TASK ITEM → Please go line by line and repeat the data below exactly, with no images.
┏━━
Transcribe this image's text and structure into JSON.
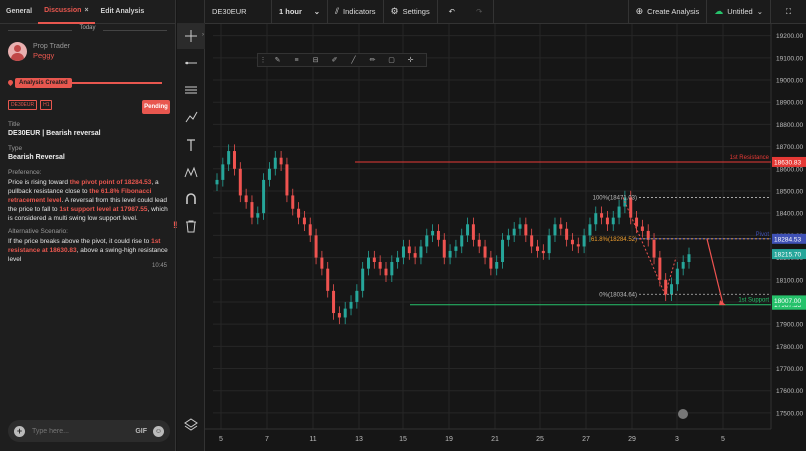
{
  "left_panel": {
    "tabs": [
      {
        "label": "General"
      },
      {
        "label": "Discussion",
        "close": "×"
      },
      {
        "label": "Edit Analysis"
      }
    ],
    "day_label": "Today",
    "user": {
      "role": "Prop Trader",
      "name": "Peggy"
    },
    "status_label": "Analysis Created",
    "badges": [
      "DE30EUR",
      "H1"
    ],
    "pending_label": "Pending",
    "title_label": "Title",
    "title_value": "DE30EUR | Bearish reversal",
    "type_label": "Type",
    "type_value": "Bearish Reversal",
    "preference_label": "Preference:",
    "pref": {
      "p1": "Price is rising toward ",
      "h1": "the pivot point of 18284.53",
      "p2": ", a pullback resistance close to ",
      "h2": "the 61.8% Fibonacci retracement level",
      "p3": ". A reversal from this level could lead the price to fall to ",
      "h3": "1st support level at 17987.55",
      "p4": ", which is considered a multi swing low support level."
    },
    "alt_label": "Alternative Scenario:",
    "alt": {
      "p1": "If the price breaks above the pivot, it could rise to ",
      "h1": "1st resistance at 18630.83",
      "p2": ", above a swing-high resistance level"
    },
    "time": "10:45",
    "input_placeholder": "Type here...",
    "gif_label": "GIF",
    "collapse_icon": "‼"
  },
  "topbar": {
    "symbol": "DE30EUR",
    "interval": "1 hour",
    "indicators": "Indicators",
    "settings": "Settings",
    "create": "Create Analysis",
    "untitled": "Untitled",
    "icons": [
      "chevron-down-icon",
      "indicators-icon",
      "gear-icon",
      "undo-icon",
      "redo-icon",
      "plus-circle-icon",
      "cloud-icon",
      "fullscreen-icon"
    ]
  },
  "toolbar": {
    "tools": [
      "crosshair-icon",
      "horizontal-line-icon",
      "parallel-channel-icon",
      "brush-icon",
      "text-icon",
      "pattern-icon",
      "magnet-icon",
      "trash-icon",
      "layers-icon"
    ]
  },
  "colors": {
    "accent": "#e8574f",
    "up": "#26a69a",
    "down": "#ef5350",
    "resistance": "#e53935",
    "pivot": "#3f51b5",
    "support": "#26c26b",
    "fib": "#f0a030"
  },
  "chart_data": {
    "type": "candlestick",
    "y_axis": {
      "ylim": [
        17450,
        19230
      ],
      "ticks": [
        "19200.00",
        "19100.00",
        "19000.00",
        "18900.00",
        "18800.00",
        "18700.00",
        "18600.00",
        "18500.00",
        "18400.00",
        "18300.00",
        "18200.00",
        "18100.00",
        "18000.00",
        "17900.00",
        "17800.00",
        "17700.00",
        "17600.00",
        "17500.00"
      ]
    },
    "x_axis": {
      "ticks": [
        "5",
        "7",
        "11",
        "13",
        "15",
        "19",
        "21",
        "25",
        "27",
        "29",
        "3",
        "5"
      ]
    },
    "levels": [
      {
        "label": "1st Resistance",
        "value": 18630.83,
        "tag": "18630.83"
      },
      {
        "label": "Pivot",
        "value": 18284.53,
        "tag": "18284.53"
      },
      {
        "label": "1st Support",
        "value": 17987.55,
        "tag": "17987.55"
      }
    ],
    "price_tags": [
      "18215.70",
      "18007.00"
    ],
    "fib_labels": [
      "100%(18471.03)",
      "61.8%(18284.52)",
      "0%(18034.64)"
    ],
    "path_points": [
      18550,
      18620,
      18680,
      18600,
      18480,
      18450,
      18380,
      18400,
      18550,
      18600,
      18650,
      18620,
      18480,
      18420,
      18380,
      18350,
      18300,
      18200,
      18150,
      18050,
      17950,
      17930,
      17970,
      18000,
      18050,
      18150,
      18200,
      18180,
      18150,
      18120,
      18180,
      18200,
      18250,
      18220,
      18200,
      18250,
      18300,
      18320,
      18280,
      18200,
      18230,
      18250,
      18300,
      18350,
      18280,
      18250,
      18200,
      18150,
      18180,
      18280,
      18300,
      18330,
      18350,
      18300,
      18250,
      18230,
      18220,
      18300,
      18350,
      18330,
      18280,
      18260,
      18250,
      18300,
      18350,
      18400,
      18380,
      18350,
      18380,
      18430,
      18471,
      18380,
      18340,
      18320,
      18280,
      18200,
      18100,
      18034,
      18080,
      18150,
      18180,
      18215
    ]
  }
}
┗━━
OUTPUT →
Transcribe this image's text and structure into JSON.
{
  "left_panel": {
    "tabs": [
      {
        "label": "General"
      },
      {
        "label": "Discussion",
        "close": "×"
      },
      {
        "label": "Edit Analysis"
      }
    ],
    "day_label": "Today",
    "user": {
      "role": "Prop Trader",
      "name": "Peggy"
    },
    "status_label": "Analysis Created",
    "badges": [
      "DE30EUR",
      "H1"
    ],
    "pending_label": "Pending",
    "title_label": "Title",
    "title_value": "DE30EUR | Bearish reversal",
    "type_label": "Type",
    "type_value": "Bearish Reversal",
    "preference_label": "Preference:",
    "pref": {
      "p1": "Price is rising toward ",
      "h1": "the pivot point of 18284.53",
      "p2": ", a pullback resistance close to ",
      "h2": "the 61.8% Fibonacci retracement level",
      "p3": ". A reversal from this level could lead the price to fall to ",
      "h3": "1st support level at 17987.55",
      "p4": ", which is considered a multi swing low support level."
    },
    "alt_label": "Alternative Scenario:",
    "alt": {
      "p1": "If the price breaks above the pivot, it could rise to ",
      "h1": "1st resistance at 18630.83",
      "p2": ", above a swing-high resistance level"
    },
    "time": "10:45",
    "input_placeholder": "Type here...",
    "gif_label": "GIF",
    "collapse_icon": "‼"
  },
  "topbar": {
    "symbol": "DE30EUR",
    "interval": "1 hour",
    "indicators": "Indicators",
    "settings": "Settings",
    "create": "Create Analysis",
    "untitled": "Untitled",
    "icons": [
      "chevron-down-icon",
      "indicators-icon",
      "gear-icon",
      "undo-icon",
      "redo-icon",
      "plus-circle-icon",
      "cloud-icon",
      "fullscreen-icon"
    ]
  },
  "toolbar": {
    "tools": [
      "crosshair-icon",
      "horizontal-line-icon",
      "parallel-channel-icon",
      "brush-icon",
      "text-icon",
      "pattern-icon",
      "magnet-icon",
      "trash-icon",
      "layers-icon"
    ]
  },
  "colors": {
    "accent": "#e8574f",
    "up": "#26a69a",
    "down": "#ef5350",
    "resistance": "#e53935",
    "pivot": "#3f51b5",
    "support": "#26c26b",
    "fib": "#f0a030"
  },
  "chart_data": {
    "type": "candlestick",
    "y_axis": {
      "ylim": [
        17450,
        19230
      ],
      "ticks": [
        "19200.00",
        "19100.00",
        "19000.00",
        "18900.00",
        "18800.00",
        "18700.00",
        "18600.00",
        "18500.00",
        "18400.00",
        "18300.00",
        "18200.00",
        "18100.00",
        "18000.00",
        "17900.00",
        "17800.00",
        "17700.00",
        "17600.00",
        "17500.00"
      ]
    },
    "x_axis": {
      "ticks": [
        "5",
        "7",
        "11",
        "13",
        "15",
        "19",
        "21",
        "25",
        "27",
        "29",
        "3",
        "5"
      ]
    },
    "levels": [
      {
        "label": "1st Resistance",
        "value": 18630.83,
        "tag": "18630.83"
      },
      {
        "label": "Pivot",
        "value": 18284.53,
        "tag": "18284.53"
      },
      {
        "label": "1st Support",
        "value": 17987.55,
        "tag": "17987.55"
      }
    ],
    "price_tags": [
      "18215.70",
      "18007.00"
    ],
    "fib_labels": [
      "100%(18471.03)",
      "61.8%(18284.52)",
      "0%(18034.64)"
    ],
    "path_points": [
      18550,
      18620,
      18680,
      18600,
      18480,
      18450,
      18380,
      18400,
      18550,
      18600,
      18650,
      18620,
      18480,
      18420,
      18380,
      18350,
      18300,
      18200,
      18150,
      18050,
      17950,
      17930,
      17970,
      18000,
      18050,
      18150,
      18200,
      18180,
      18150,
      18120,
      18180,
      18200,
      18250,
      18220,
      18200,
      18250,
      18300,
      18320,
      18280,
      18200,
      18230,
      18250,
      18300,
      18350,
      18280,
      18250,
      18200,
      18150,
      18180,
      18280,
      18300,
      18330,
      18350,
      18300,
      18250,
      18230,
      18220,
      18300,
      18350,
      18330,
      18280,
      18260,
      18250,
      18300,
      18350,
      18400,
      18380,
      18350,
      18380,
      18430,
      18471,
      18380,
      18340,
      18320,
      18280,
      18200,
      18100,
      18034,
      18080,
      18150,
      18180,
      18215
    ]
  }
}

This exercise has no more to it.